“I’ll tell you the problem with the scientific power that you’re using here, it didn’t require any discipline to attain it. You read what others had done and you took the next step. You didn’t earn the knowledge for yourselves, so you don’t take any responsibility for it. You stood on the shoulders of geniuses to accomplish something as fast as you could, and before you even knew what you had, you patented it, and packaged it, and slapped it on a plastic lunchbox.”
There is a lot of meat in this quote for a “student of data science” to consider:
- [The scientific power] didn’t require any discipline to attain it.
- You didn’t earn the knowledge for yourselves, so you don’t take any responsibility for it.
The scientists in the “Jurassic Park” movie lacked the critical thinking to contemplate if what they were doing was ethical or even safe. They washed their hands of the responsibility for their actions because they hadn’t had to struggle to learn, earn and appreciatethe knowledge for themselves.
Just because you can do something doesn’t mean that you should.
Maybe of all the skills that an effective “student of data science” needs to have, critical thinking may very well be at the top of that list.
Defining Critical Thinking
Critical thinkingis the judicious and objective analysis, exploration and evaluation of an issue or a subject in order to form a viable and justifiable judgment.
At the University of San Francisco School of Management, I am teaching my students to embrace critical thinking as a key skill and capability for future business and social leaders. And here is what I expect from my students as they embrace critical thinking as students of data science:
- Never accept the initial answer as the right answer.It’s too easy to take the initial result and think that it’s good enough. But good enough is usually not good enough,and one needs to invest the time and effort to explore if there is a better “good enough” answer.

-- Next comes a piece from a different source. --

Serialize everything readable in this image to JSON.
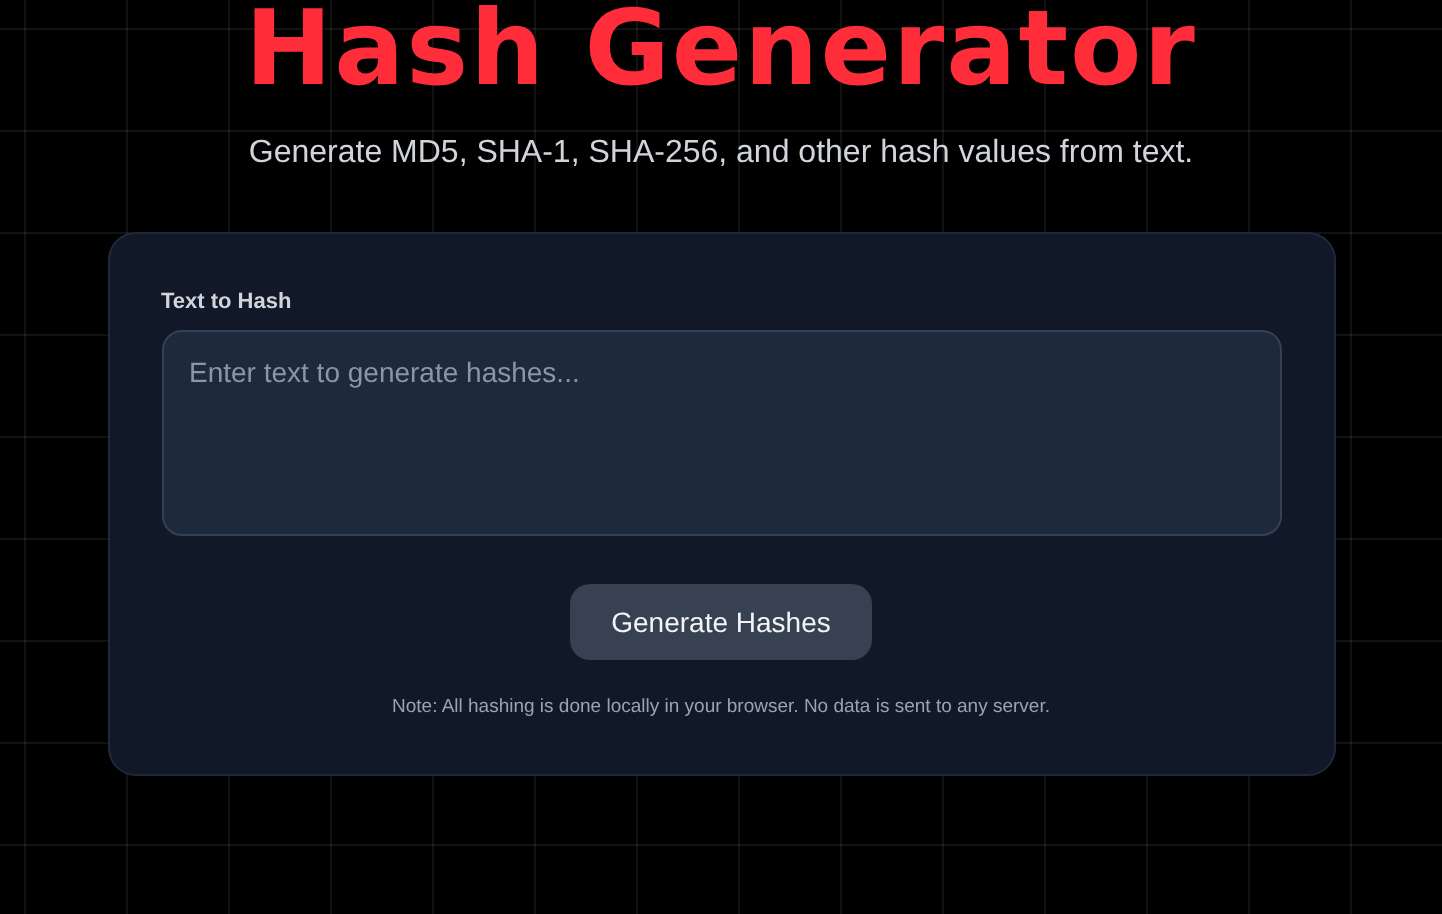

- Be skeptical. Never accept someone’s “statement of fact” as “fact.” Learn to question what you read or hear. It’s very easy to accept at face value whatever someone tells you, but that’s a sign of a lazy mind. And learn to discern facts from opinions. You know what they say about opinions…
- Consider the source.When you are gathering requirements, consider the credibility, experience and maybe most importantly, the agenda of the source. Not all sources are of equal value, and the credibility of the source is highly dependent upon the context of the situation (see the article “Reasons Why Doctors Can’t Manage Money”).
- Don’t get happy ears.Don’t listen for the answer that you want to hear. Instead focus on listening for the answers that you didn’t expect to hear. That’s the moment when learning really starts.
- Embrace struggling.The easy answer isn’t always the right answer. In fact, the easy answer is seldom the right answer when it comes to complex situations faced not in the world of data science, but also faced in society and the business world.
- Stay curious; have an insatiable appetite to learn.This is especially true in a world where technologies are changing so rapidly. Curiosity may have killed the cat, but I wouldn’t want a cat making decisions for me anyway.
- Apply the reasonableness test. Is what you are reading making sense from what you have seen or read elsewhere (sorry, the Pope didn’t vote in the last US election)? And while technologies are changing so rapidly, society norms and ethics really aren’t.
- Pause to think.Find a quiet place where you can sequester yourself away to really think about everything that you’ve pulled together. Take the time to think and contemplate before rushing to the answer.
- Conflict is good…and necessary. Life is full of tradeoffs that require striking a delicate balance between numerous competing factors (increase one factor while reducing another). These types of conflicts are the fuel for innovation (see the blog “Embracing Conflict to Fuel Digital Innovation” for more details).
Many of the characters in movie “Jurassic Park” didn’t fare so well (that’s a common theme in all of the “Jurassic Park” movies). A bit of critical thinking beforehand could have prevented disastrous results (though the movies wouldn’t be much fun if dinosaurs weren’t munching on unsuspecting humans).